**SUPPLIED DATA:**
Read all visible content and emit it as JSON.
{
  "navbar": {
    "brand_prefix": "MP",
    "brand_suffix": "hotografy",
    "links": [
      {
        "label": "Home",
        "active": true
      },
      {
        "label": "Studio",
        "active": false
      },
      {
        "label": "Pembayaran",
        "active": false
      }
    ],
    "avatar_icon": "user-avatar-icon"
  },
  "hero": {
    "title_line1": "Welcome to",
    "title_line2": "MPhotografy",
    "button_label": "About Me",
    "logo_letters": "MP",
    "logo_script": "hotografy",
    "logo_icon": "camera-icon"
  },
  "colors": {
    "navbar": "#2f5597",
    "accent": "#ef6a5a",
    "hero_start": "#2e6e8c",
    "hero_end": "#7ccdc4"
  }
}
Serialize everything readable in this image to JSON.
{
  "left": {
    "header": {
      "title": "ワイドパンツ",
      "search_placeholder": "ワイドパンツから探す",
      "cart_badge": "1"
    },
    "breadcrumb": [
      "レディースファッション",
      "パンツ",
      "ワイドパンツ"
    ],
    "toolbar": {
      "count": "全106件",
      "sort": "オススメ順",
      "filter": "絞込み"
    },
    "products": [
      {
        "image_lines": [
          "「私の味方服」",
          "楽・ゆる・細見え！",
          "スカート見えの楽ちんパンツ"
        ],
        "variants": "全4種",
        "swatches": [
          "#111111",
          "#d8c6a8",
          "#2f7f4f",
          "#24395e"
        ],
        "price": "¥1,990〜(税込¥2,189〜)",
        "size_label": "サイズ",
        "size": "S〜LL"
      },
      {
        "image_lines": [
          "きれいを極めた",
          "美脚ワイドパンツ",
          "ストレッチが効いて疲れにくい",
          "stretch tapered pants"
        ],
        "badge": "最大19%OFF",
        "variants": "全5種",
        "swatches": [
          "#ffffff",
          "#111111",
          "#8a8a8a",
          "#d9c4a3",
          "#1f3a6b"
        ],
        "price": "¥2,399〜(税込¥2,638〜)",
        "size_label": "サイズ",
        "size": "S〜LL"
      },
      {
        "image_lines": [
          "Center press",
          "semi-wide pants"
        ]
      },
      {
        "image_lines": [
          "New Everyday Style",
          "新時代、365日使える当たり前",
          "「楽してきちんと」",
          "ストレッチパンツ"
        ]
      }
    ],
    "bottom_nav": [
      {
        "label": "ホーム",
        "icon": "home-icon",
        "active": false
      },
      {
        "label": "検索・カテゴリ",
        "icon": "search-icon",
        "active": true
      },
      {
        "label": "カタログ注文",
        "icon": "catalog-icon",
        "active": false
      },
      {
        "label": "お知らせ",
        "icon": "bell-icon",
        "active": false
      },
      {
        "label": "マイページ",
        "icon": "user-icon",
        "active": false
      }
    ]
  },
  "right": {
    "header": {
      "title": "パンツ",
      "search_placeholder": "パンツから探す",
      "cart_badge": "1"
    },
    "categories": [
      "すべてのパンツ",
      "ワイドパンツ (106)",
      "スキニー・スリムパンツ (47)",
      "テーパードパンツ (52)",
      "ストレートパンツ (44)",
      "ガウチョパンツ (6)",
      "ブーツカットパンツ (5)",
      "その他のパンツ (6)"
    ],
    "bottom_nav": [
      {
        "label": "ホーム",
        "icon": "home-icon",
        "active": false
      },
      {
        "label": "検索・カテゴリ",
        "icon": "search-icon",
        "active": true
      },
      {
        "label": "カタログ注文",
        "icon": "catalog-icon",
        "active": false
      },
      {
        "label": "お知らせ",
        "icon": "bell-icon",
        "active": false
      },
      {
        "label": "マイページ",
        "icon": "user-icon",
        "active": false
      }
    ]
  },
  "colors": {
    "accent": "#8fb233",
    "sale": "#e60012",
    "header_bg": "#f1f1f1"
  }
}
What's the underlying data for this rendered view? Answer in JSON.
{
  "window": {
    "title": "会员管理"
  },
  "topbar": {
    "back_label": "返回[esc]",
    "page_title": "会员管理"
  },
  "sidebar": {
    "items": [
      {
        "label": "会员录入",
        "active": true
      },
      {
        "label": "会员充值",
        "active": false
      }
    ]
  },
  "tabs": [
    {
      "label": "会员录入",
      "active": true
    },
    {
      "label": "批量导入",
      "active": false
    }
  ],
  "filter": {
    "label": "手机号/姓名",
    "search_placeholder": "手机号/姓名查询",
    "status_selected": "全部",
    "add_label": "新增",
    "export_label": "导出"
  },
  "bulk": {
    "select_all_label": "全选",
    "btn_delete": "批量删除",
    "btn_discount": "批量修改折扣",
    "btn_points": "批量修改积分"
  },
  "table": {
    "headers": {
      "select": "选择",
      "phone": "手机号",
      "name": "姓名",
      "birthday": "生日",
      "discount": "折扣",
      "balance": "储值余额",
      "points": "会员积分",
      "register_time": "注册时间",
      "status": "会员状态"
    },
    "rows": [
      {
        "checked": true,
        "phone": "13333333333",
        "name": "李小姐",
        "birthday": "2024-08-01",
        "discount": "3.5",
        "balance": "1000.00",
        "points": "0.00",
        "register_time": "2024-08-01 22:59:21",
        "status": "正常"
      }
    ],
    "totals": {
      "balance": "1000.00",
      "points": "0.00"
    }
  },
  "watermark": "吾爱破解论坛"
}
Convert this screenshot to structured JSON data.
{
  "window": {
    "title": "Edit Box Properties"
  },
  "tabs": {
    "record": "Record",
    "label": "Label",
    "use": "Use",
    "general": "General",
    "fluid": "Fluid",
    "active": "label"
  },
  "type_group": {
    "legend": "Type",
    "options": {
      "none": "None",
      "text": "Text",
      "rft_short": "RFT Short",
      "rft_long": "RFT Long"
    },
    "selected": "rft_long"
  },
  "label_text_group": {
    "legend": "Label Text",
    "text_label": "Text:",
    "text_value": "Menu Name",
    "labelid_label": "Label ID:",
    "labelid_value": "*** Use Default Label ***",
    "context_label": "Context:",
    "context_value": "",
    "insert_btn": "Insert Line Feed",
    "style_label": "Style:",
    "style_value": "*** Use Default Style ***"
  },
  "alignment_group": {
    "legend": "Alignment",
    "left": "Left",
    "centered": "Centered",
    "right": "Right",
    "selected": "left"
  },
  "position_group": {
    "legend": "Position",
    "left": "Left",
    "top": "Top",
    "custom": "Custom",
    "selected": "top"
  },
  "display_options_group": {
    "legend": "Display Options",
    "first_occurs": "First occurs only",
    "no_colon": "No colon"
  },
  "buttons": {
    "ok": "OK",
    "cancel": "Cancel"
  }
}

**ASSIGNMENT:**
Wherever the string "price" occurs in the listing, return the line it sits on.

**REPLY:**
        "price": "¥1,990〜(税込¥2,189〜)",
        "price": "¥2,399〜(税込¥2,638〜)",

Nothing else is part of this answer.